* _Task to complete_
Repeat every entry below exactly as given.

+++ Records for processing

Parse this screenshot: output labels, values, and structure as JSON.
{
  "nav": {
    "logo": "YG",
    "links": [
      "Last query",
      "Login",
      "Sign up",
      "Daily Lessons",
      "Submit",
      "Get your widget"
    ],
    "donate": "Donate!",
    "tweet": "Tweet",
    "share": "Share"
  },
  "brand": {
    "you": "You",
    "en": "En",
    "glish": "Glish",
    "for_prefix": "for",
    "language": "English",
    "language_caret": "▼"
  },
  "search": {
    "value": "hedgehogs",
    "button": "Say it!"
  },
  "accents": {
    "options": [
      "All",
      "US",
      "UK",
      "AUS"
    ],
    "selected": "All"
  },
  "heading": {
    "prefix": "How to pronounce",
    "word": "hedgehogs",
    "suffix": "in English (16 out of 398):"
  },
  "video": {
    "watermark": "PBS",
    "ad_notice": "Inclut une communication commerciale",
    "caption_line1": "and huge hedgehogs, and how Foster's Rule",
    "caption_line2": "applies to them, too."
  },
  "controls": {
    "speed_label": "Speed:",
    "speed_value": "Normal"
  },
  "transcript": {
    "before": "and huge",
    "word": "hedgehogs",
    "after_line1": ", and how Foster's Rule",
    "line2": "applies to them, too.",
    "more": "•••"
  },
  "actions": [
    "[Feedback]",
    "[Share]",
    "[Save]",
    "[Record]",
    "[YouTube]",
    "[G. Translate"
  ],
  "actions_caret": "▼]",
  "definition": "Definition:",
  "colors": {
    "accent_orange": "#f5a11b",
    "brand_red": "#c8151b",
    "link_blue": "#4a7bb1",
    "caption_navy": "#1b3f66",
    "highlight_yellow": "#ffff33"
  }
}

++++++

* _Output of the exercise_
Parse this screenshot: output labels, values, and structure as JSON.
{
  "nav": {
    "logo": "YG",
    "links": [
      "Last query",
      "Login",
      "Sign up",
      "Daily Lessons",
      "Submit",
      "Get your widget"
    ],
    "donate": "Donate!",
    "tweet": "Tweet",
    "share": "Share"
  },
  "brand": {
    "you": "You",
    "en": "En",
    "glish": "Glish",
    "for_prefix": "for",
    "language": "English",
    "language_caret": "▼"
  },
  "search": {
    "value": "hedgehogs",
    "button": "Say it!"
  },
  "accents": {
    "options": [
      "All",
      "US",
      "UK",
      "AUS"
    ],
    "selected": "All"
  },
  "heading": {
    "prefix": "How to pronounce",
    "word": "hedgehogs",
    "suffix": "in English (16 out of 398):"
  },
  "video": {
    "watermark": "PBS",
    "ad_notice": "Inclut une communication commerciale",
    "caption_line1": "and huge hedgehogs, and how Foster's Rule",
    "caption_line2": "applies to them, too."
  },
  "controls": {
    "speed_label": "Speed:",
    "speed_value": "Normal"
  },
  "transcript": {
    "before": "and huge",
    "word": "hedgehogs",
    "after_line1": ", and how Foster's Rule",
    "line2": "applies to them, too.",
    "more": "•••"
  },
  "actions": [
    "[Feedback]",
    "[Share]",
    "[Save]",
    "[Record]",
    "[YouTube]",
    "[G. Translate"
  ],
  "actions_caret": "▼]",
  "definition": "Definition:",
  "colors": {
    "accent_orange": "#f5a11b",
    "brand_red": "#c8151b",
    "link_blue": "#4a7bb1",
    "caption_navy": "#1b3f66",
    "highlight_yellow": "#ffff33"
  }
}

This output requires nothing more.